Other than the Speedfill system. triathletes use various fluid reservoirs affixed to their bikes. The most common is on a tri bike or a road bike that has aerobars affixed. This means a drinking bottle can sit between the aerobars and a straw comes out from the bottle similar to my Speedfill straw. For the same fear in me of removing my hands from the handle bars, I do not have aerobars (yet), so that system does not work for me…(yet !!) And I stress “yet” because my ultimate cycling goal is to learn to drink like a real cyclist as well as move fluidly into aero position (no pun intended) without the fear of death ruining my ride. These methods all mean less stopping to replenish fluids and more consistent hydration on long rides.
I have also learned from my Camelbak days that simply having enough fluid does no good if you do not drink it. Even a 1-2% drop in body weight due to fluid loss can drastically affect endurance. Once you have a good drinking method in place, a good strategy is to set your watch alarm to sound every 15 or 20 minutes and to drink 4-8 ounces of fluid so that you do not neglect optimal hydration. Furthermore, if you have a hard time with the taste of your chosen drink, it will stay in the bottle rather than getting you hydrated. Make your drink appealing, choose a flavor of sports drink that you find appealing, load your hydration system with ice, if appropriate, especially in Summer. Nothing tastes worse than hot Gatorade (or the like). I have my own personal sound as I come riding beside you (to pass you) as my ice in my 40 oz speedfill system clinks against the sides.

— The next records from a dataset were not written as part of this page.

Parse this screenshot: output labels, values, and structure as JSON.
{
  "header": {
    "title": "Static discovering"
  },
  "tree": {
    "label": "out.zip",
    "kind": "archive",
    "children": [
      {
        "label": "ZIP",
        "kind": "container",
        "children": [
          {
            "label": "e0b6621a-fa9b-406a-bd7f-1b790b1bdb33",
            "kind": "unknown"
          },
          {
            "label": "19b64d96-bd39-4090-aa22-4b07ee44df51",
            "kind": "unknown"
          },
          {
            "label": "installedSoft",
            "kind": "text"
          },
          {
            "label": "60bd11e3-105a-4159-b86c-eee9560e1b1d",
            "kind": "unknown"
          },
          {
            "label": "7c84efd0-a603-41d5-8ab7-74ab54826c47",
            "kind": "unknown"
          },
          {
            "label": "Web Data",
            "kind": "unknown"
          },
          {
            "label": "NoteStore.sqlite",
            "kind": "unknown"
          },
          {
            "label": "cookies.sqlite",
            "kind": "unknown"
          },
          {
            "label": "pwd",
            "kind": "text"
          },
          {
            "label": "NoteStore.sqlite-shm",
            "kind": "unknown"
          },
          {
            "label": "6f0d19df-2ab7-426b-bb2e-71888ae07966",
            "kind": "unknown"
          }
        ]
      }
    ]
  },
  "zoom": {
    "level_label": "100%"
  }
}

AND REMEMBER :
CENTURY HYDRATION DOES NOT BEGIN OR END ON THE DAY
- If Possible, train with whatever hydration products will be provided at the SAG stations for the event.

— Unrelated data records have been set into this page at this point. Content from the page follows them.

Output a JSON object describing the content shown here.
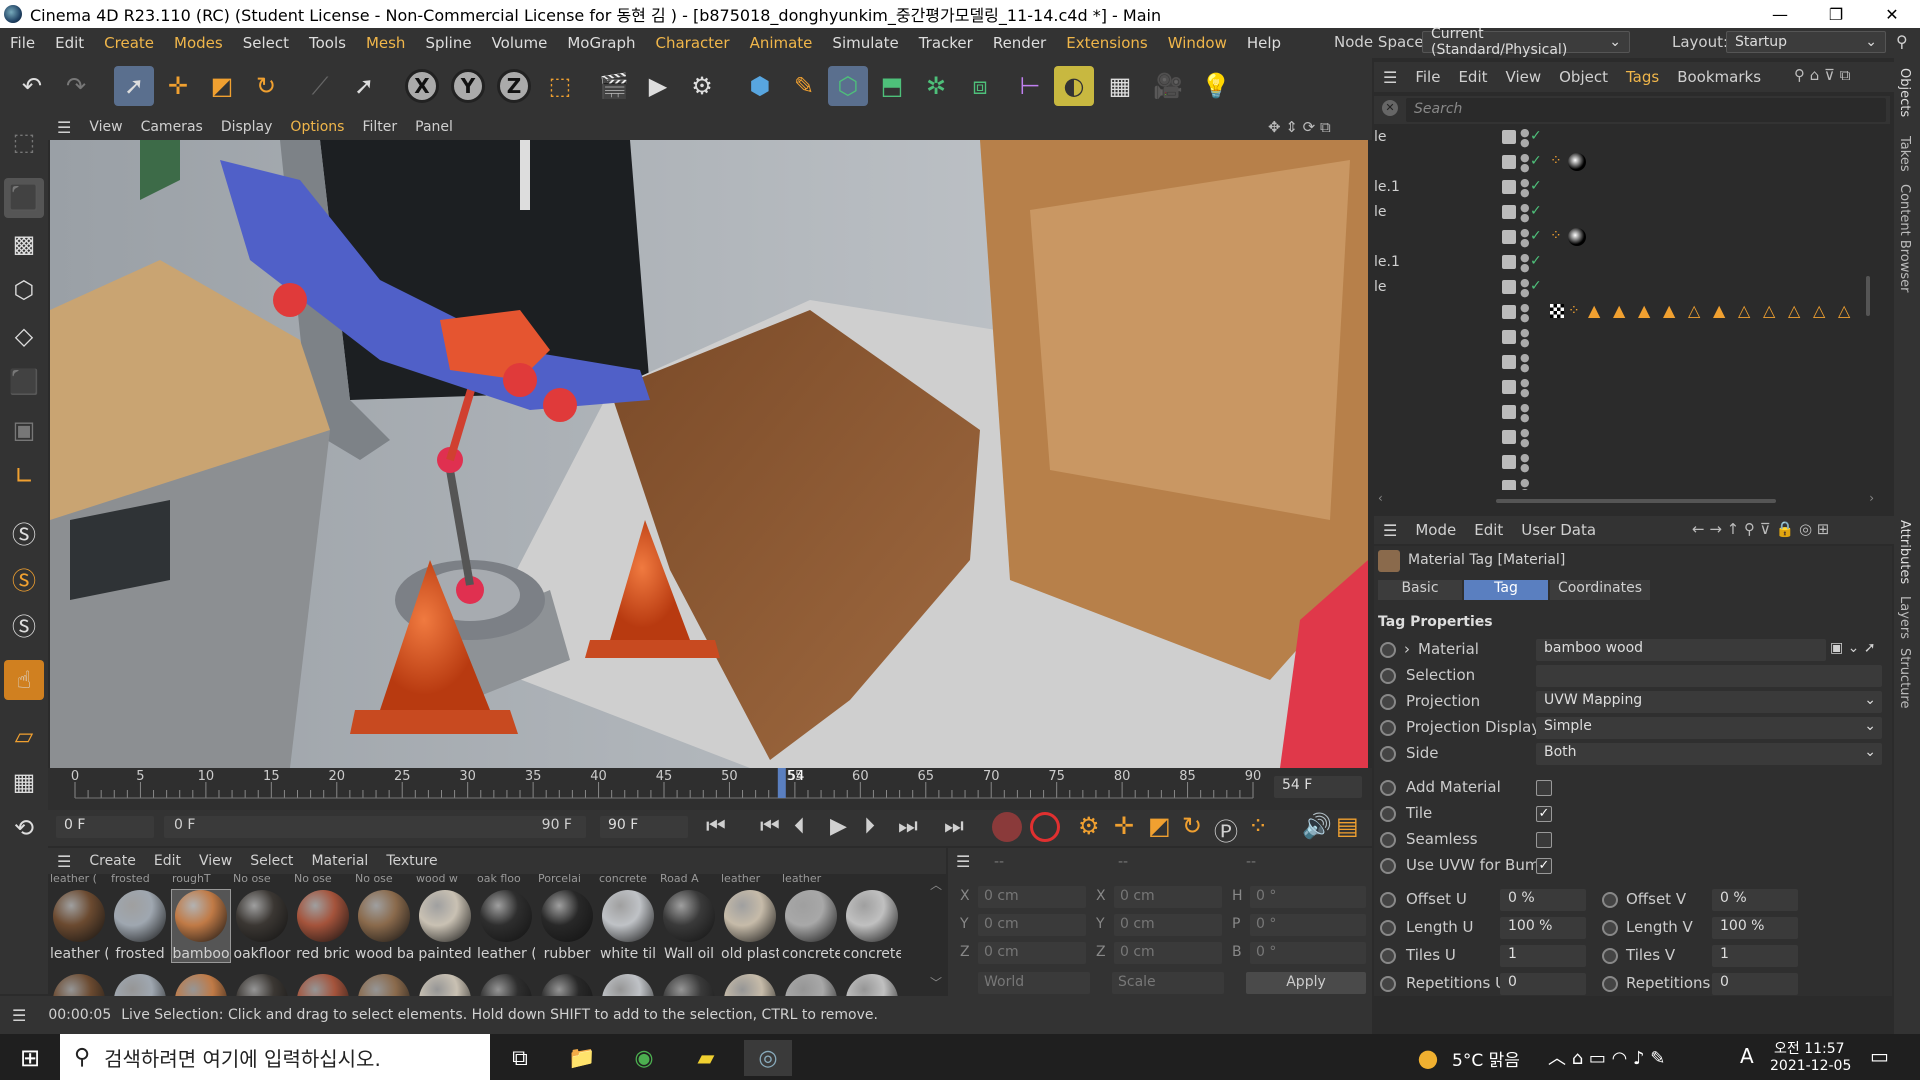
{
  "window": {
    "title": "Cinema 4D R23.110 (RC) (Student License - Non-Commercial License for 동현 김 ) - [b875018_donghyunkim_중간평가모델링_11-14.c4d *] - Main"
  },
  "menubar": {
    "items": [
      "File",
      "Edit",
      "Create",
      "Modes",
      "Select",
      "Tools",
      "Mesh",
      "Spline",
      "Volume",
      "MoGraph",
      "Character",
      "Animate",
      "Simulate",
      "Tracker",
      "Render",
      "Extensions",
      "Window",
      "Help"
    ],
    "node_space_label": "Node Space:",
    "node_space_value": "Current (Standard/Physical)",
    "layout_label": "Layout:",
    "layout_value": "Startup"
  },
  "viewport": {
    "menu": [
      "View",
      "Cameras",
      "Display",
      "Options",
      "Filter",
      "Panel"
    ]
  },
  "timeline": {
    "ticks": [
      "0",
      "5",
      "10",
      "15",
      "20",
      "25",
      "30",
      "35",
      "40",
      "45",
      "50",
      "55",
      "60",
      "65",
      "70",
      "75",
      "80",
      "85",
      "90"
    ],
    "current_label": "54",
    "current_frame": 54,
    "max_frame": 90,
    "frame_field": "54 F",
    "start_field": "0 F",
    "range_start": "0 F",
    "range_end": "90 F",
    "end_field": "90 F"
  },
  "material_manager": {
    "menu": [
      "Create",
      "Edit",
      "View",
      "Select",
      "Material",
      "Texture"
    ],
    "top_labels": [
      "leather (",
      "frosted",
      "roughT",
      "No ose",
      "No ose",
      "No ose",
      "wood w",
      "oak floo",
      "Porcelai",
      "concrete",
      "Road A",
      "leather",
      "leather"
    ],
    "materials": [
      {
        "name": "leather (",
        "color": "#6b4a30"
      },
      {
        "name": "frosted",
        "color": "#9fa7b0"
      },
      {
        "name": "bamboo",
        "color": "#c07a46"
      },
      {
        "name": "oakfloor",
        "color": "#3b3733"
      },
      {
        "name": "red bric",
        "color": "#a4533b"
      },
      {
        "name": "wood ba",
        "color": "#8a6a4c"
      },
      {
        "name": "painted",
        "color": "#c9c1b3"
      },
      {
        "name": "leather (",
        "color": "#2e2e2e"
      },
      {
        "name": "rubber",
        "color": "#282828"
      },
      {
        "name": "white til",
        "color": "#bfc2c6"
      },
      {
        "name": "Wall oil",
        "color": "#3a3a3a"
      },
      {
        "name": "old plast",
        "color": "#c6bba9"
      },
      {
        "name": "concrete",
        "color": "#a8a8a8"
      },
      {
        "name": "concrete",
        "color": "#c0c0c0"
      }
    ]
  },
  "coords": {
    "x": "0 cm",
    "y": "0 cm",
    "z": "0 cm",
    "sx": "0 cm",
    "sy": "0 cm",
    "sz": "0 cm",
    "h": "0 °",
    "p": "0 °",
    "b": "0 °",
    "world": "World",
    "scale": "Scale",
    "apply": "Apply",
    "headers": [
      "--",
      "--",
      "--"
    ]
  },
  "status": {
    "time": "00:00:05",
    "message": "Live Selection: Click and drag to select elements. Hold down SHIFT to add to the selection, CTRL to remove."
  },
  "object_manager": {
    "menu": [
      "File",
      "Edit",
      "View",
      "Object",
      "Tags",
      "Bookmarks"
    ],
    "search_placeholder": "Search",
    "rows": [
      "le",
      "",
      "le.1",
      "le",
      "",
      "le.1",
      "le",
      "",
      "",
      "",
      "",
      "",
      "",
      "",
      ""
    ]
  },
  "attributes": {
    "menu": [
      "Mode",
      "Edit",
      "User Data"
    ],
    "header": "Material Tag [Material]",
    "tabs": [
      "Basic",
      "Tag",
      "Coordinates"
    ],
    "section": "Tag Properties",
    "material_label": "Material",
    "material_value": "bamboo wood",
    "selection_label": "Selection",
    "projection_label": "Projection",
    "projection_value": "UVW Mapping",
    "projection_display_label": "Projection Display",
    "projection_display_value": "Simple",
    "side_label": "Side",
    "side_value": "Both",
    "add_material_label": "Add Material",
    "tile_label": "Tile",
    "seamless_label": "Seamless",
    "uvw_bump_label": "Use UVW for Bump",
    "offset_u_label": "Offset U",
    "offset_u": "0 %",
    "offset_v_label": "Offset V",
    "offset_v": "0 %",
    "length_u_label": "Length U",
    "length_u": "100 %",
    "length_v_label": "Length V",
    "length_v": "100 %",
    "tiles_u_label": "Tiles U",
    "tiles_u": "1",
    "tiles_v_label": "Tiles V",
    "tiles_v": "1",
    "rep_u_label": "Repetitions U",
    "rep_u": "0",
    "rep_v_label": "Repetitions V",
    "rep_v": "0"
  },
  "vertical_tabs": [
    "Objects",
    "Takes",
    "Content Browser",
    "Attributes",
    "Layers",
    "Structure"
  ],
  "taskbar": {
    "search_placeholder": "검색하려면 여기에 입력하십시오.",
    "weather": "5°C 맑음",
    "time": "오전 11:57",
    "date": "2021-12-05",
    "lang": "A"
  }
}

- Practice, Practice, Practice. Aim for your targeted replenishment of your sweat loss rate during training. For training and events – As mentioned, set a beeper on your watch for every 15 – 20 minutes to remind you to sip.
A Week Before
- Along with your carbs, increase water intake 3-4 days before – aim for at least 1 to 1.5 fl oz per kg of body weight in fluids on a daily basis. (Symptoms: may gain water weight.) No worries – its good, and helps with hydration status for during the ride.
A Couple of Days Before
- Increase fluid above usual levels for at least 24 hours before an event. But remember all through training, hydration is vital. (Aim for 2-3 water bottles of fluid above normal intake. Match caffeinated intake with water intake).
The Day Of:
- 2 hours before : Drink 8 – 16 oz
- 15 – 30 mins before: Drink 4 – 8 oz
During the Ride
- Fluids immediately. Replace sweat loss.
- If you have calculated your sweat loss rate, drink accordingly, otherwise a good rule of thumb is drink about 4 – 8 oz every 15 – 20 minutes. Alternate between sports drinks and water along the ride.
- Replenish fluid and electrolyte loss by drinking 16 – 20 oz in both sports drinks and water per lb of weight lost during the ride.